*** Extracted entries Section Begins ***
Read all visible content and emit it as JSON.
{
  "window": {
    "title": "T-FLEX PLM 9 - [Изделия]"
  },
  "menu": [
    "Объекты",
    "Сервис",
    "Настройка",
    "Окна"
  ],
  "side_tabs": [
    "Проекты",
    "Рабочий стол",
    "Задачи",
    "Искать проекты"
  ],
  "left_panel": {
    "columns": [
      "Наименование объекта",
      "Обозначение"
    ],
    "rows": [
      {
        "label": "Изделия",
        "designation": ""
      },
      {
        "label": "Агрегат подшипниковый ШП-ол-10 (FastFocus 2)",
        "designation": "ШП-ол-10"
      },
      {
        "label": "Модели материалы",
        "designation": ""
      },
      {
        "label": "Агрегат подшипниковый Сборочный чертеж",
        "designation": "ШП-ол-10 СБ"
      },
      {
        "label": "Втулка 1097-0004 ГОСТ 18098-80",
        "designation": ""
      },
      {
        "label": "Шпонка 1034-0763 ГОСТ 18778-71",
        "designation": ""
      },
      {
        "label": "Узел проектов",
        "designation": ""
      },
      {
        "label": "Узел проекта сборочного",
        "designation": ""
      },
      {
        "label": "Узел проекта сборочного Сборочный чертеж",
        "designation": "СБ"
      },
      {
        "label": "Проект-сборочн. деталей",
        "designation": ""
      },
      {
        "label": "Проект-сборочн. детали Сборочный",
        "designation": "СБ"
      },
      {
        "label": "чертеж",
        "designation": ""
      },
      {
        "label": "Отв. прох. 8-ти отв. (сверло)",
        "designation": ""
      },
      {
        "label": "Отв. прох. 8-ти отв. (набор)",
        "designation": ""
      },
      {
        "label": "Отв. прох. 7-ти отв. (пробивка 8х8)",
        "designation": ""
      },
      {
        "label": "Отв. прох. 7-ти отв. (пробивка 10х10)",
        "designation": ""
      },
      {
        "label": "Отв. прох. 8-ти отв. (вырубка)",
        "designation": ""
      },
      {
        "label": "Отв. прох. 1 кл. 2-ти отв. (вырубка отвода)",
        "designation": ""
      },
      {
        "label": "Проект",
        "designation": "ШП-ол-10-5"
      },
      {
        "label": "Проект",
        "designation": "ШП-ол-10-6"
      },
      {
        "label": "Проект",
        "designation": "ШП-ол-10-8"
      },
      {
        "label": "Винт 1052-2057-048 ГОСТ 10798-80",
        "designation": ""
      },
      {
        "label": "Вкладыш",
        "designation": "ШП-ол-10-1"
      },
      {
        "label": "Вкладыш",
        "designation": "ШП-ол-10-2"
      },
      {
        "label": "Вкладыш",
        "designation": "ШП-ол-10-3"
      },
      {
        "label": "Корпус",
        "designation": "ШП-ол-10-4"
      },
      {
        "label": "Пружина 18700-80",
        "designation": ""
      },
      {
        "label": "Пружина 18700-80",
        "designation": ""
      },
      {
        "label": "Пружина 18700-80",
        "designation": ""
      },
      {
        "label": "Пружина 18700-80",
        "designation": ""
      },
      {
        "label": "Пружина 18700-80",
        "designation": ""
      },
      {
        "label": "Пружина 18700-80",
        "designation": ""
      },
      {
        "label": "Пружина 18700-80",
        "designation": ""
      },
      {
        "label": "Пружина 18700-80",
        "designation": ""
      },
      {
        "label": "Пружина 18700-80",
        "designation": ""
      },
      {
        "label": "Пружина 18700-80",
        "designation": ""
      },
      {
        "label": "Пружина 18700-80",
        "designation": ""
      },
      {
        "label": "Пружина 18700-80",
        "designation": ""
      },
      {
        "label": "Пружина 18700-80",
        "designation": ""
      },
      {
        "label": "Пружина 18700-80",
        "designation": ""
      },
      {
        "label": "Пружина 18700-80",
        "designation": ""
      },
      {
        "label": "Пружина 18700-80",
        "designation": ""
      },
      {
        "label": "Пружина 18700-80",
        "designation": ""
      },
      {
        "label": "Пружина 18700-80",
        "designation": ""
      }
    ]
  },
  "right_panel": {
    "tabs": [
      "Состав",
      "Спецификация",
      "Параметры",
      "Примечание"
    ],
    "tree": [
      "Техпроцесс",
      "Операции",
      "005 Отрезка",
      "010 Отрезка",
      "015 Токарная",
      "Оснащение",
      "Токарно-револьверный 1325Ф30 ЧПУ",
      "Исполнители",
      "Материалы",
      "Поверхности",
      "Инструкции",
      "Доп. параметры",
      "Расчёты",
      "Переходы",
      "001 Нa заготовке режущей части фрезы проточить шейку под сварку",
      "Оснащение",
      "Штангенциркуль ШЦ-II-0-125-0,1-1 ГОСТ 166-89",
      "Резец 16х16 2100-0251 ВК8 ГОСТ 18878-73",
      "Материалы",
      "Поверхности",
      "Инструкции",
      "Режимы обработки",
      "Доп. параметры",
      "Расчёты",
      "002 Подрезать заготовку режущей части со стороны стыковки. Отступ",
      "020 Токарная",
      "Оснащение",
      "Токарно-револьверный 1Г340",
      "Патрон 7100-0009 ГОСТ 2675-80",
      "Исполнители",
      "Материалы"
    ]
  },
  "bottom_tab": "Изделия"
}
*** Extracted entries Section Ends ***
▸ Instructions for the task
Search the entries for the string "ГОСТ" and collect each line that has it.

▸ Expected answer
        "label": "Втулка 1097-0004 ГОСТ 18098-80",
        "label": "Шпонка 1034-0763 ГОСТ 18778-71",
        "label": "Винт 1052-2057-048 ГОСТ 10798-80",
      "Штангенциркуль ШЦ-II-0-125-0,1-1 ГОСТ 166-89",
      "Резец 16х16 2100-0251 ВК8 ГОСТ 18878-73",
      "Патрон 7100-0009 ГОСТ 2675-80",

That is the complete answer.